According to experts, a good feeder prevents chicks from roosting over or scratching in feed and has a lip to prevent billing out. If for any reason your space is limited, consider using a feeder that has a small footprint. One such style is a base, similar to a drinker base that screws onto a feed-filled quart (1 L) jar, and has tiny openings through which the chicks can peck.

But if your brooder has enough space, a hanging feeder is ideal since it holds a lot of feed, so chicks are less likely to run out during the day; it minimizes feed wastage since the young chicks can’t scratch in it and are less likely to bill out the feed if the feeder is maintained at the proper height, and it is easy to raise on the hanger to the proper height as the chicks grow.

7. Always provide clean waterier

Note that the use of warm water and vinegar or another poultry-approved sanitizer can be very helpful. Just like it was stated above, always select a waterier with a drinker that is easy to clean. A fount that’s stressful to clean may not be sanitized as often as it should be.

8. Avoid making your chicks travel far for water

It is advisable that you place drinkers no more than 24 inches (60 cm) from the chicks’ heat source. But as you move the chicks to expanded housing, always ensure they never have to travel more than 10 feet (3m) to get a drink. When upgrading to a larger waterier, it is pertinent you leave the old waterier in place for a few days — at least until the chicks get used to drinking from the new source.

9. Ensure the chicks are drinking before they start eating

Chicks always seem to experience less of a problem with sticky bottoms if they get a good dose of water before they get a belly full of feed, especially when the feed is commercially formulated chick starters.

10. Avoid feeding layer ration to chicks

The high calcium content of layer ration can extensively damage a chick’s kidneys. Even if you run out of starter, or you forget to pick some up and you have chicks to feed, you can make an emergency starter ration by cracking scratch grains in the blender or, if you have no scratch, by running a little uncooked oatmeal through the blender and mixing it 50/50 with cornmeal.

Also remember not to use this mixture any longer than necessary, though — grains are high in calories and low in the protein, vitamins, and minerals a chick needs for good growth and health.


Raising baby chicks can be extremely rewarding and it is wonderful to see them hatch and grow. Just the sound of their tiny peeps and cheeps can be adorable and a good sign that your chicks aren’t just surviving, but thriving. Don’t forget to encourage your chicks to drink plenty of water.

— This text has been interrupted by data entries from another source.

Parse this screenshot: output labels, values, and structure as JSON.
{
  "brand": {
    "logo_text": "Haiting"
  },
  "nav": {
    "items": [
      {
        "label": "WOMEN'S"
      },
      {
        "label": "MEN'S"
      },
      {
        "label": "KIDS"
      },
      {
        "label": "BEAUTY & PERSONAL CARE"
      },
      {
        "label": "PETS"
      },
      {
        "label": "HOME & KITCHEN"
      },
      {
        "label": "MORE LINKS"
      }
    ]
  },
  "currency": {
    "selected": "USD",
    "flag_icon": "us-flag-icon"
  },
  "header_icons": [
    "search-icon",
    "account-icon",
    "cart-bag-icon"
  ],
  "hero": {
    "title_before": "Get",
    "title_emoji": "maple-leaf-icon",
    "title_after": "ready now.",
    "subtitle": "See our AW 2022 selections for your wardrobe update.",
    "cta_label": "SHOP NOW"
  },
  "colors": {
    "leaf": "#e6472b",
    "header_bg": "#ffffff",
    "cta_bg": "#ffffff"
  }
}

Hatching can be a daunting process and their little bodies need to rehydrate. Avoid panicking even if they seem a little listless during the early days. They’re probably just tired. Just make sure they always have access to a fresh supply of water and be sure to monitor them carefully to check they’re actually drinking.